CASTRO VALLEY, Calif. (KGO) -- Some Castro Valley residents say the smell of sewer is making their homes unlivable and that the source of the odor is raw sewage from the East Bay Regional Parks District.
"It is profusely foul," said 39 year Castro Valley resident Theresa Menchini.
She says the offending sewage drops happen weekly, sometimes more. Their neighborhood borders Lake Chabot Regional Park near Lake Chabot and Arcadian roads.
"It's raw sewage. I don't know if it's been treated or not. It certainly doesn't smell like it's been treated," said Chris MacChesney, Castro Valley resident.
MacChesney snapped pictures of East Bay Regional Park District trucks supposedly dumping sewage into pipes at the park. There's a manhole cover with a smaller fitting on top for a hose to be inserted. The prevailing breeze pushes the smell directly east into the neighborhood. Worst still, it lingers.
"Once they were done the odor would linger for an hour in our homes and we would smell like a porta-potty basically," said MacChesney.
"Many of our parks are in rural areas and still need clean and functioning bathrooms so we do have sewer discharge services lined up to help make that happen for the greater community," said Dave Mason, spokesman with the East Bay Regional Park District.
Mason explained that some of the district's 74 parks do not have sewer connections. He didn't elaborate on the system or the dump location in question, but essentially sewage is pumped from bathrooms, trucked to another location, and then pumped into a sewer line. Mason says there's a longstanding contract with Castro Valley Sanitary District for the sewage disposal.
Up until this summer neighbors say the dump location was farther up the hill.
"The people up the hill were complaining about the smell," said MacChesney.
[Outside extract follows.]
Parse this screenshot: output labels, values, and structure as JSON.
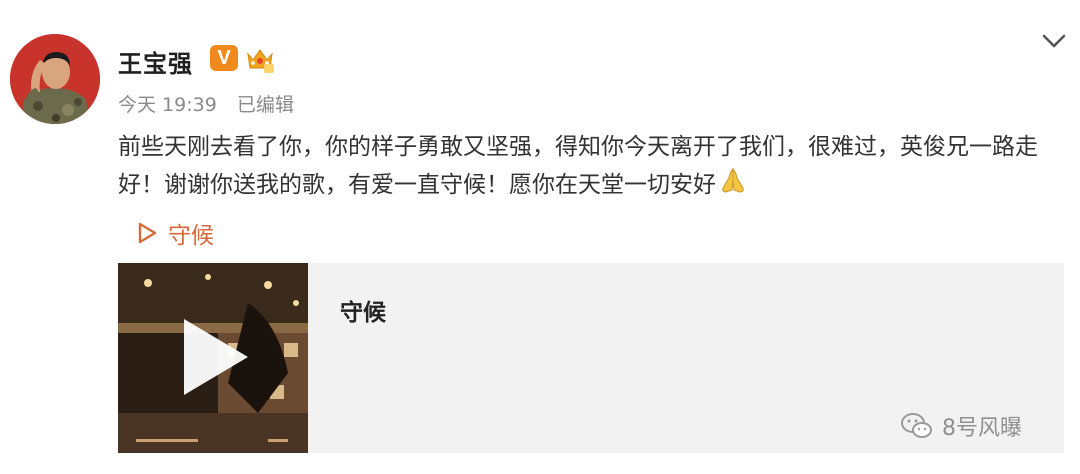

The new location stinks to those in the path of the stench.
"We've tried to ask them what they've done to make this change and nobody really answers the question," said Menchini.
"Personally, I think they should drive it to the sewage plant where sewage should be dropped," said MacChesney.
Mason said the district tests regularly for odor, "tests as recently as this week showed actually no odors in the area."
Residents are considering legal action to stop the sewage disposal near their homes.